= Beginning of Section =

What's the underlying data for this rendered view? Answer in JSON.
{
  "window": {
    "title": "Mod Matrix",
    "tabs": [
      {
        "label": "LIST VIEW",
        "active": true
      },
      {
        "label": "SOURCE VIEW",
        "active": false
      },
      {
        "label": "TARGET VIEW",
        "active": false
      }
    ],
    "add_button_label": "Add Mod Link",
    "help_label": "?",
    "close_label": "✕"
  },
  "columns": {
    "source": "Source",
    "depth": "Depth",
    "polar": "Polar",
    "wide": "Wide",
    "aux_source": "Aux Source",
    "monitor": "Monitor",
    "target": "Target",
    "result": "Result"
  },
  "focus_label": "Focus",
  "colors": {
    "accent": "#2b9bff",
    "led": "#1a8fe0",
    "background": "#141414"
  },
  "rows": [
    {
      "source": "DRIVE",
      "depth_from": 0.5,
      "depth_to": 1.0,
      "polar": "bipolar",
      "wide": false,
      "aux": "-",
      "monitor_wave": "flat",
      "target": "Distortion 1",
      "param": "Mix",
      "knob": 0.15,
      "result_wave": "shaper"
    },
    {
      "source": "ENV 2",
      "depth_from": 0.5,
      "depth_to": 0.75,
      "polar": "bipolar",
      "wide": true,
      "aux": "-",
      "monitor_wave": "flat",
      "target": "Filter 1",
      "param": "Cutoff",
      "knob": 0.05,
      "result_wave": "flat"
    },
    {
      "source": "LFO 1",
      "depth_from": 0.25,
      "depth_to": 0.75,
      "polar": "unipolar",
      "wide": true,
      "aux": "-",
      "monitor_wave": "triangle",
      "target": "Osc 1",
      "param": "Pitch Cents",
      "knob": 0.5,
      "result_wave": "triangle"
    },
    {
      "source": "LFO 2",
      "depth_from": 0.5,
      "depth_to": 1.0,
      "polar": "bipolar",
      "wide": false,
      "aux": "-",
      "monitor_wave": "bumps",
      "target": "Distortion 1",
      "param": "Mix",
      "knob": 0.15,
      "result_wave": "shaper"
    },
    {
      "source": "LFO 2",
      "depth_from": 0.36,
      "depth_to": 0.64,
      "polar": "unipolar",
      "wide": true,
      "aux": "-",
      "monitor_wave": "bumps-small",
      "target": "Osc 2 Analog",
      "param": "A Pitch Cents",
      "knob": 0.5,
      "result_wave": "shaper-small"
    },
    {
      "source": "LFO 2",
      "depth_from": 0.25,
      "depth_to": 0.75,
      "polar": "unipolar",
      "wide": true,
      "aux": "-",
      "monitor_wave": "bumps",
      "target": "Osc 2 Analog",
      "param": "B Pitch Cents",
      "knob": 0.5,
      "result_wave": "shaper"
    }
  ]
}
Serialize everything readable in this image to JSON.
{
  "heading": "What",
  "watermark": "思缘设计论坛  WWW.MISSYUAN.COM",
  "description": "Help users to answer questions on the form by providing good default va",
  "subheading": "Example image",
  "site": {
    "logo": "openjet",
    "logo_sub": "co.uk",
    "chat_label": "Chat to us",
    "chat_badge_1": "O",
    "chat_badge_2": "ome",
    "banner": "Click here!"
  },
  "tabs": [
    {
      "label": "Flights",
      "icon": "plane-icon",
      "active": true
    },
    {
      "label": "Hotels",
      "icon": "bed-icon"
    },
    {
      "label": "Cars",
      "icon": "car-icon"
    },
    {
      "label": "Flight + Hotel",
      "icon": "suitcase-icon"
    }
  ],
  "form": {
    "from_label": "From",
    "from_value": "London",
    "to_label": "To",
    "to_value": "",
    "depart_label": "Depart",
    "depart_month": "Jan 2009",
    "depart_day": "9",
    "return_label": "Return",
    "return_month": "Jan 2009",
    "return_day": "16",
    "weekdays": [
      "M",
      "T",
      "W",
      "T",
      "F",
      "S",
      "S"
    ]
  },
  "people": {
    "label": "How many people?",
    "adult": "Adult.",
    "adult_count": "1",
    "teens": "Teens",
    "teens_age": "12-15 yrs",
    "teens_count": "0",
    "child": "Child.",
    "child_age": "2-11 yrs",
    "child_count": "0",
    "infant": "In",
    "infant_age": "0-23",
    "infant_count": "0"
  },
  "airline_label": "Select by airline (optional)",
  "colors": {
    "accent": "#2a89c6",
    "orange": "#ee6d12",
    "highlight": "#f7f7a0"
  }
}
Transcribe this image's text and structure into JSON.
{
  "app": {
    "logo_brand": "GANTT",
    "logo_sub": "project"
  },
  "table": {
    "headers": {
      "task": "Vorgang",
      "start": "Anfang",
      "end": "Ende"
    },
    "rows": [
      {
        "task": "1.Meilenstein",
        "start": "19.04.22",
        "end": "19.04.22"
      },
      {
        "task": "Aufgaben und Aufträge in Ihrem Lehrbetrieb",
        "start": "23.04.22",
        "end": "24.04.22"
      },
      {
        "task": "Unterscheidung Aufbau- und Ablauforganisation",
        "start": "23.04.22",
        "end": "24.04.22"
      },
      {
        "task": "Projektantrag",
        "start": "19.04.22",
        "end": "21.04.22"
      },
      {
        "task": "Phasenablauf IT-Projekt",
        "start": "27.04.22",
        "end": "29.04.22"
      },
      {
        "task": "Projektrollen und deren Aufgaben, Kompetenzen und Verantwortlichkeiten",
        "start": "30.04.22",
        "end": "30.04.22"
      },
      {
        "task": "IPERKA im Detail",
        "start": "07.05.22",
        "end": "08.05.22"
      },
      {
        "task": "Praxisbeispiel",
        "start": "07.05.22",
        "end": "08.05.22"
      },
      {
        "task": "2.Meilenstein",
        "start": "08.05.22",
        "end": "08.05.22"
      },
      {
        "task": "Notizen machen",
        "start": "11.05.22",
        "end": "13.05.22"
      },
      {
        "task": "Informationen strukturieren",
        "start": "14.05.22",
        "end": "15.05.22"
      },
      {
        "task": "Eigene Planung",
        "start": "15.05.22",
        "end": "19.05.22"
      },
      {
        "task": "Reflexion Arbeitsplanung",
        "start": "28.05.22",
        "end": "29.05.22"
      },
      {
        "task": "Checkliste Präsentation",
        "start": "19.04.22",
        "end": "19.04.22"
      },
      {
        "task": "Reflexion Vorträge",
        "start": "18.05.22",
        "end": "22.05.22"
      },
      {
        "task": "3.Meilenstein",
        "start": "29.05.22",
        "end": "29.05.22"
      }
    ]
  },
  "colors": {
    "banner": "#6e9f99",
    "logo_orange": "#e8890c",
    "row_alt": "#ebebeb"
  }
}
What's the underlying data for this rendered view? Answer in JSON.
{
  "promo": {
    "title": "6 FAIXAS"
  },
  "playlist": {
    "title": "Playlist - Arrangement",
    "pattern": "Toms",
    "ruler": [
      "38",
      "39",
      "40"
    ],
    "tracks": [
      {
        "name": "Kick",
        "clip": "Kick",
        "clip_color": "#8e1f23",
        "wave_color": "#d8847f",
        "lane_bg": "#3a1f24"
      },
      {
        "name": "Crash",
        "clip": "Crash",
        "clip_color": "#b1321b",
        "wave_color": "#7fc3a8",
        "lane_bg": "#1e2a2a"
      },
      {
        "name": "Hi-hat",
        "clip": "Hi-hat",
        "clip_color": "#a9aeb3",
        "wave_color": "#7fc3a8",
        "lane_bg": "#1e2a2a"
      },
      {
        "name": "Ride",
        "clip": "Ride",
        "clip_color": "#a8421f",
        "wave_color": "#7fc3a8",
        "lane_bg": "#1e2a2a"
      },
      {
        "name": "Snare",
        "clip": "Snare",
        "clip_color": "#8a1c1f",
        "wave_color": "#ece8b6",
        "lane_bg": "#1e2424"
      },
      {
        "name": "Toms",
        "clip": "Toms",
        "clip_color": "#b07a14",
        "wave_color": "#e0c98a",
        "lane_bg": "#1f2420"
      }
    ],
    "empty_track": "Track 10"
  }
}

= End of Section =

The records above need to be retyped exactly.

What's the underlying data for this rendered view? Answer in JSON.
{
  "window": {
    "title": "Mod Matrix",
    "tabs": [
      {
        "label": "LIST VIEW",
        "active": true
      },
      {
        "label": "SOURCE VIEW",
        "active": false
      },
      {
        "label": "TARGET VIEW",
        "active": false
      }
    ],
    "add_button_label": "Add Mod Link",
    "help_label": "?",
    "close_label": "✕"
  },
  "columns": {
    "source": "Source",
    "depth": "Depth",
    "polar": "Polar",
    "wide": "Wide",
    "aux_source": "Aux Source",
    "monitor": "Monitor",
    "target": "Target",
    "result": "Result"
  },
  "focus_label": "Focus",
  "colors": {
    "accent": "#2b9bff",
    "led": "#1a8fe0",
    "background": "#141414"
  },
  "rows": [
    {
      "source": "DRIVE",
      "depth_from": 0.5,
      "depth_to": 1.0,
      "polar": "bipolar",
      "wide": false,
      "aux": "-",
      "monitor_wave": "flat",
      "target": "Distortion 1",
      "param": "Mix",
      "knob": 0.15,
      "result_wave": "shaper"
    },
    {
      "source": "ENV 2",
      "depth_from": 0.5,
      "depth_to": 0.75,
      "polar": "bipolar",
      "wide": true,
      "aux": "-",
      "monitor_wave": "flat",
      "target": "Filter 1",
      "param": "Cutoff",
      "knob": 0.05,
      "result_wave": "flat"
    },
    {
      "source": "LFO 1",
      "depth_from": 0.25,
      "depth_to": 0.75,
      "polar": "unipolar",
      "wide": true,
      "aux": "-",
      "monitor_wave": "triangle",
      "target": "Osc 1",
      "param": "Pitch Cents",
      "knob": 0.5,
      "result_wave": "triangle"
    },
    {
      "source": "LFO 2",
      "depth_from": 0.5,
      "depth_to": 1.0,
      "polar": "bipolar",
      "wide": false,
      "aux": "-",
      "monitor_wave": "bumps",
      "target": "Distortion 1",
      "param": "Mix",
      "knob": 0.15,
      "result_wave": "shaper"
    },
    {
      "source": "LFO 2",
      "depth_from": 0.36,
      "depth_to": 0.64,
      "polar": "unipolar",
      "wide": true,
      "aux": "-",
      "monitor_wave": "bumps-small",
      "target": "Osc 2 Analog",
      "param": "A Pitch Cents",
      "knob": 0.5,
      "result_wave": "shaper-small"
    },
    {
      "source": "LFO 2",
      "depth_from": 0.25,
      "depth_to": 0.75,
      "polar": "unipolar",
      "wide": true,
      "aux": "-",
      "monitor_wave": "bumps",
      "target": "Osc 2 Analog",
      "param": "B Pitch Cents",
      "knob": 0.5,
      "result_wave": "shaper"
    }
  ]
}
Serialize everything readable in this image to JSON.
{
  "heading": "What",
  "watermark": "思缘设计论坛  WWW.MISSYUAN.COM",
  "description": "Help users to answer questions on the form by providing good default va",
  "subheading": "Example image",
  "site": {
    "logo": "openjet",
    "logo_sub": "co.uk",
    "chat_label": "Chat to us",
    "chat_badge_1": "O",
    "chat_badge_2": "ome",
    "banner": "Click here!"
  },
  "tabs": [
    {
      "label": "Flights",
      "icon": "plane-icon",
      "active": true
    },
    {
      "label": "Hotels",
      "icon": "bed-icon"
    },
    {
      "label": "Cars",
      "icon": "car-icon"
    },
    {
      "label": "Flight + Hotel",
      "icon": "suitcase-icon"
    }
  ],
  "form": {
    "from_label": "From",
    "from_value": "London",
    "to_label": "To",
    "to_value": "",
    "depart_label": "Depart",
    "depart_month": "Jan 2009",
    "depart_day": "9",
    "return_label": "Return",
    "return_month": "Jan 2009",
    "return_day": "16",
    "weekdays": [
      "M",
      "T",
      "W",
      "T",
      "F",
      "S",
      "S"
    ]
  },
  "people": {
    "label": "How many people?",
    "adult": "Adult.",
    "adult_count": "1",
    "teens": "Teens",
    "teens_age": "12-15 yrs",
    "teens_count": "0",
    "child": "Child.",
    "child_age": "2-11 yrs",
    "child_count": "0",
    "infant": "In",
    "infant_age": "0-23",
    "infant_count": "0"
  },
  "airline_label": "Select by airline (optional)",
  "colors": {
    "accent": "#2a89c6",
    "orange": "#ee6d12",
    "highlight": "#f7f7a0"
  }
}
Transcribe this image's text and structure into JSON.
{
  "app": {
    "logo_brand": "GANTT",
    "logo_sub": "project"
  },
  "table": {
    "headers": {
      "task": "Vorgang",
      "start": "Anfang",
      "end": "Ende"
    },
    "rows": [
      {
        "task": "1.Meilenstein",
        "start": "19.04.22",
        "end": "19.04.22"
      },
      {
        "task": "Aufgaben und Aufträge in Ihrem Lehrbetrieb",
        "start": "23.04.22",
        "end": "24.04.22"
      },
      {
        "task": "Unterscheidung Aufbau- und Ablauforganisation",
        "start": "23.04.22",
        "end": "24.04.22"
      },
      {
        "task": "Projektantrag",
        "start": "19.04.22",
        "end": "21.04.22"
      },
      {
        "task": "Phasenablauf IT-Projekt",
        "start": "27.04.22",
        "end": "29.04.22"
      },
      {
        "task": "Projektrollen und deren Aufgaben, Kompetenzen und Verantwortlichkeiten",
        "start": "30.04.22",
        "end": "30.04.22"
      },
      {
        "task": "IPERKA im Detail",
        "start": "07.05.22",
        "end": "08.05.22"
      },
      {
        "task": "Praxisbeispiel",
        "start": "07.05.22",
        "end": "08.05.22"
      },
      {
        "task": "2.Meilenstein",
        "start": "08.05.22",
        "end": "08.05.22"
      },
      {
        "task": "Notizen machen",
        "start": "11.05.22",
        "end": "13.05.22"
      },
      {
        "task": "Informationen strukturieren",
        "start": "14.05.22",
        "end": "15.05.22"
      },
      {
        "task": "Eigene Planung",
        "start": "15.05.22",
        "end": "19.05.22"
      },
      {
        "task": "Reflexion Arbeitsplanung",
        "start": "28.05.22",
        "end": "29.05.22"
      },
      {
        "task": "Checkliste Präsentation",
        "start": "19.04.22",
        "end": "19.04.22"
      },
      {
        "task": "Reflexion Vorträge",
        "start": "18.05.22",
        "end": "22.05.22"
      },
      {
        "task": "3.Meilenstein",
        "start": "29.05.22",
        "end": "29.05.22"
      }
    ]
  },
  "colors": {
    "banner": "#6e9f99",
    "logo_orange": "#e8890c",
    "row_alt": "#ebebeb"
  }
}
What's the underlying data for this rendered view? Answer in JSON.
{
  "promo": {
    "title": "6 FAIXAS"
  },
  "playlist": {
    "title": "Playlist - Arrangement",
    "pattern": "Toms",
    "ruler": [
      "38",
      "39",
      "40"
    ],
    "tracks": [
      {
        "name": "Kick",
        "clip": "Kick",
        "clip_color": "#8e1f23",
        "wave_color": "#d8847f",
        "lane_bg": "#3a1f24"
      },
      {
        "name": "Crash",
        "clip": "Crash",
        "clip_color": "#b1321b",
        "wave_color": "#7fc3a8",
        "lane_bg": "#1e2a2a"
      },
      {
        "name": "Hi-hat",
        "clip": "Hi-hat",
        "clip_color": "#a9aeb3",
        "wave_color": "#7fc3a8",
        "lane_bg": "#1e2a2a"
      },
      {
        "name": "Ride",
        "clip": "Ride",
        "clip_color": "#a8421f",
        "wave_color": "#7fc3a8",
        "lane_bg": "#1e2a2a"
      },
      {
        "name": "Snare",
        "clip": "Snare",
        "clip_color": "#8a1c1f",
        "wave_color": "#ece8b6",
        "lane_bg": "#1e2424"
      },
      {
        "name": "Toms",
        "clip": "Toms",
        "clip_color": "#b07a14",
        "wave_color": "#e0c98a",
        "lane_bg": "#1f2420"
      }
    ],
    "empty_track": "Track 10"
  }
}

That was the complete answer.